Boasting 95 liters of storage capacity, the rugged Base Camp Duffel has you covered for extended ski trips. Updated and greatly appreciated features for 2017-18 include an alpine-cut (i.e. it mimics your trekking pack) and ergonomically sound shoulder straps; together, these upgrades allow you to wear the duffel comfortably on your back. An exterior compartment on the end-cap was also implemented in this latest version to stow dirty, wet clothes or swamped-up shoes, separating them from your fresh belongings. Four compression straps cinch down the load for a guaranteed fit in the overhead compartment, or, in a place like Georgia, on the back of a yak while trekking to the mountain.
If you plan on spending the night above treeline, you’re well aware of just how cold it can get when the sun drops behind the mountains. The Inferno Sleeping Bag can turn those frigid nights into cozy ones. It’s rated down to -20 degrees Fahrenheit and is insulated using water-repellent 800-fill ProDownTM—just what the doctor ordered when the mercury drops. Its wider cut and center zip construction also allows for easy entry and exit. The North Face also integrated Neovent AirTM fabric in the hood, feet and back to help block moisture from prone areas.
The Assault is a two-person tent built to withstand the brutal winds that come with camping at high altitudes. The highlight of the tent is its pole-supported ventilation system, which increases stability of the tent during big gusts. When wind hits the broadside of the Assault, the interior is backfilled with air which helps to equalize pressure to improve stability during foul weather.
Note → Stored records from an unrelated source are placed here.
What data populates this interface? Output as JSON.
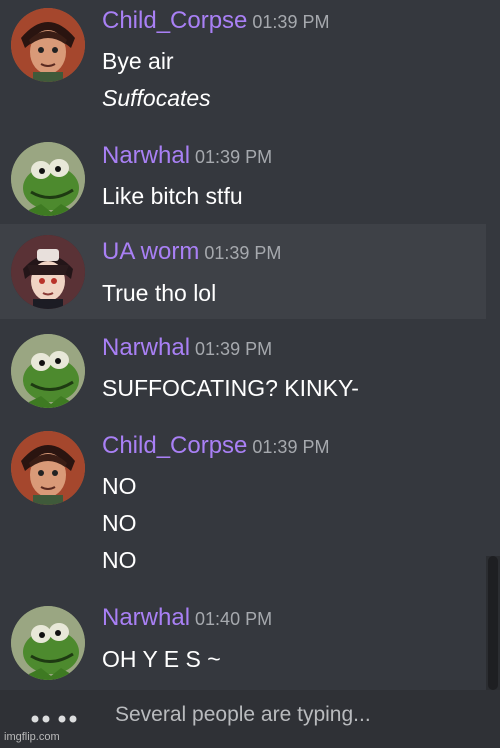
{
  "messages": [
    {
      "username": "Child_Corpse",
      "time": "01:39 PM",
      "avatar": "child-corpse-avatar",
      "lines": [
        {
          "text": "Bye air",
          "italic": false
        },
        {
          "text": "Suffocates",
          "italic": true
        }
      ]
    },
    {
      "username": "Narwhal",
      "time": "01:39 PM",
      "avatar": "kermit-avatar",
      "lines": [
        {
          "text": "Like bitch stfu",
          "italic": false
        }
      ]
    },
    {
      "username": "UA worm",
      "time": "01:39 PM",
      "avatar": "ua-worm-avatar",
      "highlighted": true,
      "lines": [
        {
          "text": "True tho lol",
          "italic": false
        }
      ]
    },
    {
      "username": "Narwhal",
      "time": "01:39 PM",
      "avatar": "kermit-avatar",
      "lines": [
        {
          "text": "SUFFOCATING? KINKY-",
          "italic": false
        }
      ]
    },
    {
      "username": "Child_Corpse",
      "time": "01:39 PM",
      "avatar": "child-corpse-avatar",
      "lines": [
        {
          "text": "NO",
          "italic": false
        },
        {
          "text": "NO",
          "italic": false
        },
        {
          "text": "NO",
          "italic": false
        }
      ]
    },
    {
      "username": "Narwhal",
      "time": "01:40 PM",
      "avatar": "kermit-avatar",
      "lines": [
        {
          "text": "OH Y E S ~",
          "italic": false
        }
      ]
    }
  ],
  "typing_indicator": {
    "text": "Several people are typing...",
    "icon": "typing-dots-icon"
  },
  "watermark": "imgflip.com",
  "colors": {
    "background": "#35383e",
    "highlight": "#3e4147",
    "username": "#a980f5",
    "timestamp": "#a6a9ae",
    "message_text": "#ffffff",
    "typing_bar": "#2f3136"
  }
}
In addition, dual top vents and The North Face’s proprietary DryWallTM single skin wall provide breathability; a removable vestibule allows for a “changing room” if needed; and numerous tabs located in the interior ensure you can hang all your gear when not in use.